** EXERCISE MATERIALS follows **

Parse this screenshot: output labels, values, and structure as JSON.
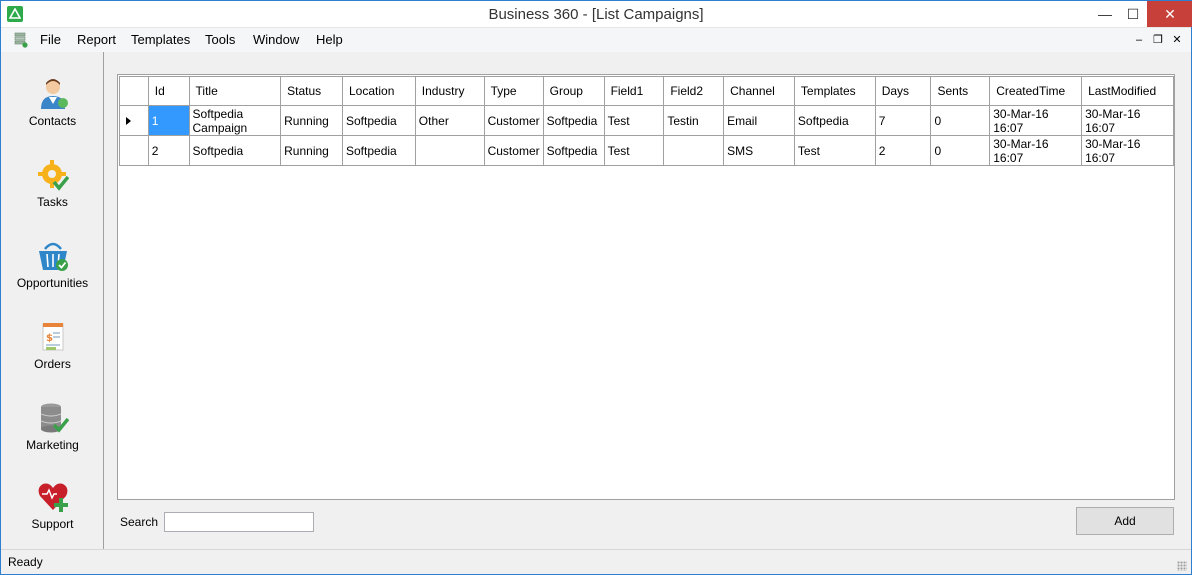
{
  "window": {
    "title": "Business 360 - [List Campaigns]",
    "minimize": "—",
    "maximize": "☐",
    "close": "✕"
  },
  "menu": {
    "items": [
      "File",
      "Report",
      "Templates",
      "Tools",
      "Window",
      "Help"
    ],
    "mdi_minimize": "–",
    "mdi_restore": "❐",
    "mdi_close": "✕"
  },
  "sidebar": {
    "items": [
      {
        "label": "Contacts",
        "icon": "contacts-icon"
      },
      {
        "label": "Tasks",
        "icon": "tasks-icon"
      },
      {
        "label": "Opportunities",
        "icon": "opportunities-icon"
      },
      {
        "label": "Orders",
        "icon": "orders-icon"
      },
      {
        "label": "Marketing",
        "icon": "marketing-icon"
      },
      {
        "label": "Support",
        "icon": "support-icon"
      }
    ]
  },
  "grid": {
    "columns": [
      "Id",
      "Title",
      "Status",
      "Location",
      "Industry",
      "Type",
      "Group",
      "Field1",
      "Field2",
      "Channel",
      "Templates",
      "Days",
      "Sents",
      "CreatedTime",
      "LastModified"
    ],
    "rows": [
      [
        "1",
        "Softpedia Campaign",
        "Running",
        "Softpedia",
        "Other",
        "Customer",
        "Softpedia",
        "Test",
        "Testin",
        "Email",
        "Softpedia",
        "7",
        "0",
        "30-Mar-16 16:07",
        "30-Mar-16 16:07"
      ],
      [
        "2",
        "Softpedia",
        "Running",
        "Softpedia",
        "",
        "Customer",
        "Softpedia",
        "Test",
        "",
        "SMS",
        "Test",
        "2",
        "0",
        "30-Mar-16 16:07",
        "30-Mar-16 16:07"
      ]
    ]
  },
  "search": {
    "label": "Search",
    "value": ""
  },
  "add_button": "Add",
  "status": "Ready",
  "colors": {
    "selection": "#3399ff",
    "close_button": "#c7403a",
    "app_icon": "#2faa4a"
  }
}
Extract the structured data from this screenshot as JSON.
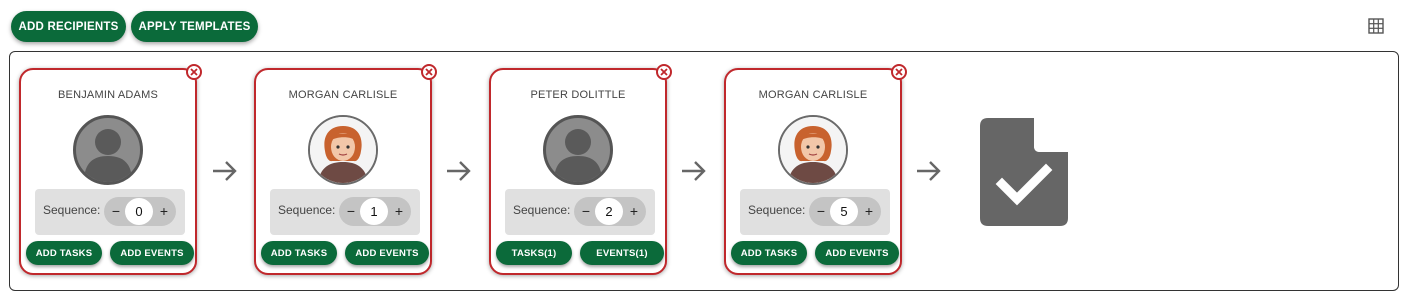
{
  "toolbar": {
    "add_recipients": "ADD RECIPIENTS",
    "apply_templates": "APPLY TEMPLATES",
    "view_icon": "grid-icon"
  },
  "recipients": [
    {
      "name": "BENJAMIN ADAMS",
      "avatar": "generic",
      "sequence_label": "Sequence:",
      "sequence": "0",
      "tasks_label": "ADD TASKS",
      "events_label": "ADD EVENTS"
    },
    {
      "name": "MORGAN CARLISLE",
      "avatar": "photo",
      "sequence_label": "Sequence:",
      "sequence": "1",
      "tasks_label": "ADD TASKS",
      "events_label": "ADD EVENTS"
    },
    {
      "name": "PETER DOLITTLE",
      "avatar": "generic",
      "sequence_label": "Sequence:",
      "sequence": "2",
      "tasks_label": "TASKS(1)",
      "events_label": "EVENTS(1)"
    },
    {
      "name": "MORGAN CARLISLE",
      "avatar": "photo",
      "sequence_label": "Sequence:",
      "sequence": "5",
      "tasks_label": "ADD TASKS",
      "events_label": "ADD EVENTS"
    }
  ],
  "stepper": {
    "minus": "−",
    "plus": "+"
  },
  "end_icon": "document-check-icon",
  "colors": {
    "accent_green": "#0b6a3a",
    "card_border_red": "#c0282c",
    "icon_gray": "#666666"
  }
}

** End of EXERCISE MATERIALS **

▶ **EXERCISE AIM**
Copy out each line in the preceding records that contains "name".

▶ **TASK RESPONSE**
      "name": "BENJAMIN ADAMS",
      "name": "MORGAN CARLISLE",
      "name": "PETER DOLITTLE",
      "name": "MORGAN CARLISLE",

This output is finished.